According to the article, http://www.bbc.com/news/business-34444799, the Trans-Pacific Partnership (TPP), the biggest trade deal in decades, was struck on Monday after five years of bitter and tense negotiations. The TPP cuts trade tariffs and sets common standards in trade for 12 Pacific Rim countries and covers about 40% of the world economy. However, although negotiations have been finalized, the deal is yet to be ratified by law makers in all 12 countries.
For President Obama, the TPP trade deal is a major victory. He stated: “This partnership levels the playing field for our farmers, ranchers, and manufacturers by eliminating more than 18,000 taxes that various countries put on our products.” In opposition, however, US Senator and US Democratic presidential candidate hopeful Bernie Sanders argues that Wall Street and big business have “won again,” stating that the TPP deal will cost US jobs and hurt consumers.
Additionally, China was not involved in the TPP agreement, however the Obama administration is hoping that it will be forced to accept the majority of the standards outlined by the TPP. He was quoted: “When more than 95% of our potential customers live outside our borders, we can’t let countries like China write the rules of the global economy. We should write those rules, opening new markets to American products while setting high standards for protecting workers and preserving our environment.”
Furthermore, the final round of TPP negotiations were delayed over how long pharmaceutical companies should be permitted to maintain a monopoly on their drugs. The US wanted twelve years of protection, while Australia and New Zealand argued for five. A compromise was reached, however the definitive protection period has yet to be confirmed.
Finally, the auto industry as well as the agriculture industry were also areas of intense negotiations. In regards to the auto industry, countries agonized over how much of a vehicle must be manufactured within a TPP country in order to qualify for duty-free status. Agriculture was another sticking point, as countries such as New Zealand wanted more access to markets in Canada, Mexico, Japan, and the US; Canada wanted to keep access to its dairy and poultry markets strictly limited, however.
Of the various discussions circulating about the TPP, there has been little regarding the environmental impact of this agreement.

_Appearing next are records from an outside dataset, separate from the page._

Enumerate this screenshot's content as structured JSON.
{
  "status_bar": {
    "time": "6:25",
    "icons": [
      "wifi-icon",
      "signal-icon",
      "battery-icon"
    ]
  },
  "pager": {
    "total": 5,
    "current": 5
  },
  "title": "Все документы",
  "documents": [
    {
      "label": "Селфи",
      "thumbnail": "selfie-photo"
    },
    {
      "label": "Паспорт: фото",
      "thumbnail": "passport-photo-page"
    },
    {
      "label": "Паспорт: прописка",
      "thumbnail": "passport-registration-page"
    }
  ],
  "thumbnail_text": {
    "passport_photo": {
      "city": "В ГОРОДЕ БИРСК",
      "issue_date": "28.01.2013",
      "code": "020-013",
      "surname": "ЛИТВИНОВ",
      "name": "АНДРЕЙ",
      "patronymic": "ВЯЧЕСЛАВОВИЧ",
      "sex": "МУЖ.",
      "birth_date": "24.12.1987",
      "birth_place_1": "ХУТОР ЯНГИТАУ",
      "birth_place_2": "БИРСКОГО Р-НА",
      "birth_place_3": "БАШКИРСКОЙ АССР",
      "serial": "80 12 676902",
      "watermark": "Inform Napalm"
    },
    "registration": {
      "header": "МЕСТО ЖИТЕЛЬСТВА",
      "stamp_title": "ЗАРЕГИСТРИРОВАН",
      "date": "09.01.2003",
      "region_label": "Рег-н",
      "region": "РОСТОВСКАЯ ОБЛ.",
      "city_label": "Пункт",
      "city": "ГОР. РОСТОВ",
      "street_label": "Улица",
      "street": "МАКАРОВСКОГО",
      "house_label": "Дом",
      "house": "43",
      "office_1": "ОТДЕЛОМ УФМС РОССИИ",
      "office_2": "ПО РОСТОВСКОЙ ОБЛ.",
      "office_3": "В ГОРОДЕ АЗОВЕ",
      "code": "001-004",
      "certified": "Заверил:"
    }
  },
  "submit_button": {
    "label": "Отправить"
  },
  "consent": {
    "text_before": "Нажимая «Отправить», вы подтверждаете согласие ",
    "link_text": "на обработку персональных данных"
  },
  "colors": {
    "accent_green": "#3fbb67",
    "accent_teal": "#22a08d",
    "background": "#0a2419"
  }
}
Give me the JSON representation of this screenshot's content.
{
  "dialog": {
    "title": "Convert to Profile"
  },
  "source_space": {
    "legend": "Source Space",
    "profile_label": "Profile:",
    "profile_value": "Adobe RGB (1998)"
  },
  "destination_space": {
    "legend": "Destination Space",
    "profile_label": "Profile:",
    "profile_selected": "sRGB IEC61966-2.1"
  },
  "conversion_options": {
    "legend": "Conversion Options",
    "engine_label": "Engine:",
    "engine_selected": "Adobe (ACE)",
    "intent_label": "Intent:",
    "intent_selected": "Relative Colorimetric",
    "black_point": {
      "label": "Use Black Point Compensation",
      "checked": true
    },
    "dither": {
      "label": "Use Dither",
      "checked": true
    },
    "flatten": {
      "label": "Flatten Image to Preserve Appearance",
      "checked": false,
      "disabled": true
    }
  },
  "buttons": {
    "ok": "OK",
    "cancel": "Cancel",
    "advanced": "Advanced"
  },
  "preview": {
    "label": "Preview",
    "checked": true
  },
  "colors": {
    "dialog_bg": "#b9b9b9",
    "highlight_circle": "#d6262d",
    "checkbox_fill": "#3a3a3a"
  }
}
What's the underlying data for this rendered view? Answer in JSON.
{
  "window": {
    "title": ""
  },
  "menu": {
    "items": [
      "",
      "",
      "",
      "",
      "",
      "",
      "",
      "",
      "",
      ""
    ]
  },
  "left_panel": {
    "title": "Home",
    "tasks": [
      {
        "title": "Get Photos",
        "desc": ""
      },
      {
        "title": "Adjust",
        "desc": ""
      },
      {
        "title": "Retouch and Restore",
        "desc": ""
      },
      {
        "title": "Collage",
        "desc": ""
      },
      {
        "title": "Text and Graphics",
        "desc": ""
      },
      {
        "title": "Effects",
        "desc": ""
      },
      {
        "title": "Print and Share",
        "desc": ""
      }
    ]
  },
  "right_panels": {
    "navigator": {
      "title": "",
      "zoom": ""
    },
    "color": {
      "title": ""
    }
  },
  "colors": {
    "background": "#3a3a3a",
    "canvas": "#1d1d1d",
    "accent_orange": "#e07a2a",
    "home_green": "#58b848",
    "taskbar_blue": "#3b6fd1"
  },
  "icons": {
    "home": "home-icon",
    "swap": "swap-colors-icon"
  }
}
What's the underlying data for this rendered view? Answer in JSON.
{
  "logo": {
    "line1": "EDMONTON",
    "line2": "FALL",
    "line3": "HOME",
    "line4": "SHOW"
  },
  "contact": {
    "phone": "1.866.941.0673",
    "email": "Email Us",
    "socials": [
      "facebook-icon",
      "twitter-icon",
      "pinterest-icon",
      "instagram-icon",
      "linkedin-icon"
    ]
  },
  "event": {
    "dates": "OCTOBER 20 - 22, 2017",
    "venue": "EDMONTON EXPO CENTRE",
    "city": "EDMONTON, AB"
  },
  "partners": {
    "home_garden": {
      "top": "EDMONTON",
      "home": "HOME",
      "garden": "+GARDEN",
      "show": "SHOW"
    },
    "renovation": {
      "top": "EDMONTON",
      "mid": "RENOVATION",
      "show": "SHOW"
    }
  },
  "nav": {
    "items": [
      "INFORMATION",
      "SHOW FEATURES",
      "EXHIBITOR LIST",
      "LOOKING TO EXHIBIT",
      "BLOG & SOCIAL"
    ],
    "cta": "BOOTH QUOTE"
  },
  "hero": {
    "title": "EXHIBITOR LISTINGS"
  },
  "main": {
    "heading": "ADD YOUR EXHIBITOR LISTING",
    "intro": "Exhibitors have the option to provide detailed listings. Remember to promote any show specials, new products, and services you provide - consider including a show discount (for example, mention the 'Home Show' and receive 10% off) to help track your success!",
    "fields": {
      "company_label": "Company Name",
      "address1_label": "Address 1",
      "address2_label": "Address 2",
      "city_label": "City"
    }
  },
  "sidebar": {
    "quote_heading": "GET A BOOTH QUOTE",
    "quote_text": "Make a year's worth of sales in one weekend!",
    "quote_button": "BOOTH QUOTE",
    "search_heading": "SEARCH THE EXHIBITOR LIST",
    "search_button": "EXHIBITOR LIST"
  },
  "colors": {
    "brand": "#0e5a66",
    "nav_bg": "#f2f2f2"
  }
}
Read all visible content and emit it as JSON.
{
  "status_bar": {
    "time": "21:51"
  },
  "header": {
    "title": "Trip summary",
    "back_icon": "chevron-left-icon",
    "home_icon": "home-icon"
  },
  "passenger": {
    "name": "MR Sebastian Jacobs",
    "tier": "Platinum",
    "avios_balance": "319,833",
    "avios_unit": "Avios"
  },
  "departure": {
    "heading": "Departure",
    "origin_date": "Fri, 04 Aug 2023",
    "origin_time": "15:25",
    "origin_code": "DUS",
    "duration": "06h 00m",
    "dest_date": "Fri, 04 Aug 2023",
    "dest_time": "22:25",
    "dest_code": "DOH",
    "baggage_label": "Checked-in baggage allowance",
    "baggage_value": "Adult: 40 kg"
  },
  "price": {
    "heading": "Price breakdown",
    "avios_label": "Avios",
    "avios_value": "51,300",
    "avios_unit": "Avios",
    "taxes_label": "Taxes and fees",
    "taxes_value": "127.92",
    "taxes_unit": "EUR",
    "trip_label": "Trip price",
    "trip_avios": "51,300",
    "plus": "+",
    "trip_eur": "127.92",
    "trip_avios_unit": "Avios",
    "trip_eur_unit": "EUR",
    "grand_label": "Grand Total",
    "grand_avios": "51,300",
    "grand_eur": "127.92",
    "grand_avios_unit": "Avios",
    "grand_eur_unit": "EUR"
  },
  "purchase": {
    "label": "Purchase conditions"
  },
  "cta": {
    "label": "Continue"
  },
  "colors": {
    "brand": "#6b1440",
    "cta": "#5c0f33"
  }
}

According to the following article, (http://www.sierraclub.org/lay-of-the-land/2015/09/four-reasons-not-trust-tpp-save-endangered-animals) the TPP will not protect nature in any way. Negotiators claim the TPP will “help protect endangered wildlife like rhinos and elephants.” Author Ben Beachy gives fours clear reasons to not believe this statement. His first claim is deals similar to the TPP that have been signed in the past did not live up to their promises. For instance, years ago President Clinton guaranteed NAFTA (North American Free Trade Agreement) would help protect the environment; however, it turned out to be a catalyst for fossil-fuel agribusiness expansion. There was a deal signed between the U.S. and Peru in 2007 which was said to help promote legal timber trade, yet illegal trade of timber increased.
Beachy goes on to make claims stating that the TPP’s environmental terms aren’t nearly as strict as they should be, its provisions are a major threat to endangered species, and there are alternative solutions to counteract the TPP’s danger toward animal and their habitat, but nothing is being done to limit its power. If the TPP get’s signed this year, it will be interesting to see if it will have a negative impact, and if so, how much of a negative impact it will have on animals’ environment.